(Web page and app entries)
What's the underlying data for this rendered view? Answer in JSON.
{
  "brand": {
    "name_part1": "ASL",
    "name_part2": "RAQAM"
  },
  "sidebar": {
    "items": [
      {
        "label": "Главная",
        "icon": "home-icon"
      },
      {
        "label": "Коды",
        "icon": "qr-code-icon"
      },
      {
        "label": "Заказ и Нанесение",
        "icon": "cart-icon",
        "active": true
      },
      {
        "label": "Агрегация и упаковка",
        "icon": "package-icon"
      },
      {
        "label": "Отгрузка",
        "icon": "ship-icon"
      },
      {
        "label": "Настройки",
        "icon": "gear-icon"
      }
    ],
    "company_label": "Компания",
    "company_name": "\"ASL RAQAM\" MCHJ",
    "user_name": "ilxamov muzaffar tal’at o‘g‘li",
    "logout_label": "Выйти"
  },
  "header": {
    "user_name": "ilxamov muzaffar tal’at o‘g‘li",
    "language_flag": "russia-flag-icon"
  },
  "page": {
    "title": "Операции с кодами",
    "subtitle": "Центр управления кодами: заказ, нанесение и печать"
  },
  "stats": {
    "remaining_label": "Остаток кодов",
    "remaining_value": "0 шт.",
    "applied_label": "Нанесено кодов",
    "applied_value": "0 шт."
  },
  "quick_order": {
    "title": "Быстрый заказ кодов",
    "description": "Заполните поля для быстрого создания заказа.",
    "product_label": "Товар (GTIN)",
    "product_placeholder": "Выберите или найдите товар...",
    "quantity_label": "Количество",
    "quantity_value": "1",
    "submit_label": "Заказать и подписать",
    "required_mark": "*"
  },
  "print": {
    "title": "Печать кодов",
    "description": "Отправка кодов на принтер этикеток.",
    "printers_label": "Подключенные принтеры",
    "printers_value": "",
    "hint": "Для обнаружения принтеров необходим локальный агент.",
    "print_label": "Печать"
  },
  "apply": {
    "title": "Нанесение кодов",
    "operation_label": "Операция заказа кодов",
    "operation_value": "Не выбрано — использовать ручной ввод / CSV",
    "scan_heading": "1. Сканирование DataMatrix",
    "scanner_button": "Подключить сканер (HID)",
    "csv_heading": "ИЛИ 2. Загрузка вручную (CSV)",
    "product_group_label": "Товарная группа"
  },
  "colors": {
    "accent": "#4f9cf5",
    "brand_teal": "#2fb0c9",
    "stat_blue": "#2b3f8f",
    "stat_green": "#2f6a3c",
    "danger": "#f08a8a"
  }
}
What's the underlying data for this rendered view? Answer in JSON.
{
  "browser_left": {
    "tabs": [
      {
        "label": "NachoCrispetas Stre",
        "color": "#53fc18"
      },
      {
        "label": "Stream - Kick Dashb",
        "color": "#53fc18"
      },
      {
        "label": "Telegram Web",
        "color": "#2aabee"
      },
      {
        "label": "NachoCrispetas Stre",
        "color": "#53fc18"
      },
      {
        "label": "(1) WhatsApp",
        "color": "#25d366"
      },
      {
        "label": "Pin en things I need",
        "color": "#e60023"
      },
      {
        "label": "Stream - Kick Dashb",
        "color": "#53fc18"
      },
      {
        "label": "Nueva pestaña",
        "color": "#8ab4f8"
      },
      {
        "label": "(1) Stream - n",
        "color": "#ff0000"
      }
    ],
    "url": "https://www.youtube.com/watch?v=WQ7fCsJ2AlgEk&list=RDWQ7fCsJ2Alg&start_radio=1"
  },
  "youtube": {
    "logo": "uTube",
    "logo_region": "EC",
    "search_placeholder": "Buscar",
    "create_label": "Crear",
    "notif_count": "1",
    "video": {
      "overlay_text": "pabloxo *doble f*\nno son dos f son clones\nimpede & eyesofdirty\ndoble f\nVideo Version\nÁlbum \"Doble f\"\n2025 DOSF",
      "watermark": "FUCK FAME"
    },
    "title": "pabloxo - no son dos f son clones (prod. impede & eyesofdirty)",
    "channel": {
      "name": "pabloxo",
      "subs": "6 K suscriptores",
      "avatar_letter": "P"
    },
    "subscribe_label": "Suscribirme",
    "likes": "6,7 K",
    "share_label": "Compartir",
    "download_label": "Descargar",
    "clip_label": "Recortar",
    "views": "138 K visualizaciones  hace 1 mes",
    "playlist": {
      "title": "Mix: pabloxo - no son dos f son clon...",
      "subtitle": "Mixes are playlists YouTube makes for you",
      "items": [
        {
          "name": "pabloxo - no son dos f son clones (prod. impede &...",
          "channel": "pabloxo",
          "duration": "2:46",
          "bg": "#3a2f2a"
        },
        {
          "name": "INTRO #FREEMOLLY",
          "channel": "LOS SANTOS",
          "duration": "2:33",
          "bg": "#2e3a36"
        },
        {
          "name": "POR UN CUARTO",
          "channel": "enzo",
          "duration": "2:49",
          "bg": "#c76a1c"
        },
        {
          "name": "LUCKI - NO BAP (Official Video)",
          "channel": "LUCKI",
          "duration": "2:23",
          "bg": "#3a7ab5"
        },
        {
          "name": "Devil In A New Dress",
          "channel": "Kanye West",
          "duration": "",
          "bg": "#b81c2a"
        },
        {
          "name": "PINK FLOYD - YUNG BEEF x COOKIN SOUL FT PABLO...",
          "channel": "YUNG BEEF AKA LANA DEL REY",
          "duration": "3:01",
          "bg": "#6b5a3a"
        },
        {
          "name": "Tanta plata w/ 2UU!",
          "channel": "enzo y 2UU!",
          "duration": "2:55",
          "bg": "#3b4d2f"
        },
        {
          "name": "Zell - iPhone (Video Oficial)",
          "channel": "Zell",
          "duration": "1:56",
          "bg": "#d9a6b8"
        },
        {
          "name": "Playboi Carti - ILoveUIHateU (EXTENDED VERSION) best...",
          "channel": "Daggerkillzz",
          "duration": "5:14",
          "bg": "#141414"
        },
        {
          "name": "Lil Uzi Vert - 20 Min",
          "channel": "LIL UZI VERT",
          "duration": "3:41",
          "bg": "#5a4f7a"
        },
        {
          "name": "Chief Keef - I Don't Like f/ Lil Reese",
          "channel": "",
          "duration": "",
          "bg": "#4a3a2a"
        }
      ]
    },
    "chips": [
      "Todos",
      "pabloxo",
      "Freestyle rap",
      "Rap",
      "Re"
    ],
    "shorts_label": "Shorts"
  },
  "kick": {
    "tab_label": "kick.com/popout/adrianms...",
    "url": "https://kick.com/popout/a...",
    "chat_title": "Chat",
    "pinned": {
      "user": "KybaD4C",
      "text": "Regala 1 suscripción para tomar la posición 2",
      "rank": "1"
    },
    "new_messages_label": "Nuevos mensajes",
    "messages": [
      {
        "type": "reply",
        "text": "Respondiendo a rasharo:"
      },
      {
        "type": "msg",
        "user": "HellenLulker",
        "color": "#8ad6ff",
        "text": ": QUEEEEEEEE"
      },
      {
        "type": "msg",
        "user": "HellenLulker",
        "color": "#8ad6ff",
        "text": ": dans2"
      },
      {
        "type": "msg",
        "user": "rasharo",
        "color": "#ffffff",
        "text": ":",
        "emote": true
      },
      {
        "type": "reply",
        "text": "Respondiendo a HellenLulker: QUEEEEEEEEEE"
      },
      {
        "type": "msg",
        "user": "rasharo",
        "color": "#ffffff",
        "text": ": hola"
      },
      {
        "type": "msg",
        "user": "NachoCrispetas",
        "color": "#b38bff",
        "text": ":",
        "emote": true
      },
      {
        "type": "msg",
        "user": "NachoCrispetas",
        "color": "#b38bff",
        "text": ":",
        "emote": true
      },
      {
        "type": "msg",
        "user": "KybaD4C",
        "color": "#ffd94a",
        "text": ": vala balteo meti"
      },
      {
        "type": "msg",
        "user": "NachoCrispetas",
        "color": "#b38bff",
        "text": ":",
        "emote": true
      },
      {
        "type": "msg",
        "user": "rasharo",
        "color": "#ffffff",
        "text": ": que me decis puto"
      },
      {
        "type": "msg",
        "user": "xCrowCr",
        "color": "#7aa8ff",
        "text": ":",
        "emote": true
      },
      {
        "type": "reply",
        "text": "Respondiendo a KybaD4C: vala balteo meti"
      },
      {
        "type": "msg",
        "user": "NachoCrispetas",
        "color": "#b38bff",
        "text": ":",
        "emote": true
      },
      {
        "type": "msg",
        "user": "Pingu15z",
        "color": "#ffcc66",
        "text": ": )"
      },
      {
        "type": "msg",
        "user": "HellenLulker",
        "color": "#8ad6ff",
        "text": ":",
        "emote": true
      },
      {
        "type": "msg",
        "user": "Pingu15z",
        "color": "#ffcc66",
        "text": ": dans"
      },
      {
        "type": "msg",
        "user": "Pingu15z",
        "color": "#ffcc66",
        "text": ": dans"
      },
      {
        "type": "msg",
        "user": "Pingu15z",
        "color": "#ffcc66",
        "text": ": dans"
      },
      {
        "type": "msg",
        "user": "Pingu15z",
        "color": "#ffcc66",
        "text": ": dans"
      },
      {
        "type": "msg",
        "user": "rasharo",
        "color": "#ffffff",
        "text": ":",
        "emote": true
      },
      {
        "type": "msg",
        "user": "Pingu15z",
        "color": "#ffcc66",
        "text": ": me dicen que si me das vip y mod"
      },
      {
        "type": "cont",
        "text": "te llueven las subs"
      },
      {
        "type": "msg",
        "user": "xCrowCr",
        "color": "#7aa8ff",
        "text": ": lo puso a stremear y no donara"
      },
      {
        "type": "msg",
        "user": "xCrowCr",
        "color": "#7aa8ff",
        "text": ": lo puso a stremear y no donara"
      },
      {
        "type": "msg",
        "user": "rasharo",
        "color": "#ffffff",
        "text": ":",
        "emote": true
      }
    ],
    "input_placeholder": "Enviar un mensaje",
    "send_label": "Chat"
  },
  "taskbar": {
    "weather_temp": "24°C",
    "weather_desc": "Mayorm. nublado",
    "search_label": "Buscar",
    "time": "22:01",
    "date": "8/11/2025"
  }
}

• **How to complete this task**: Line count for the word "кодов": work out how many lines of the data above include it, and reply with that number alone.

• **Your response**: 7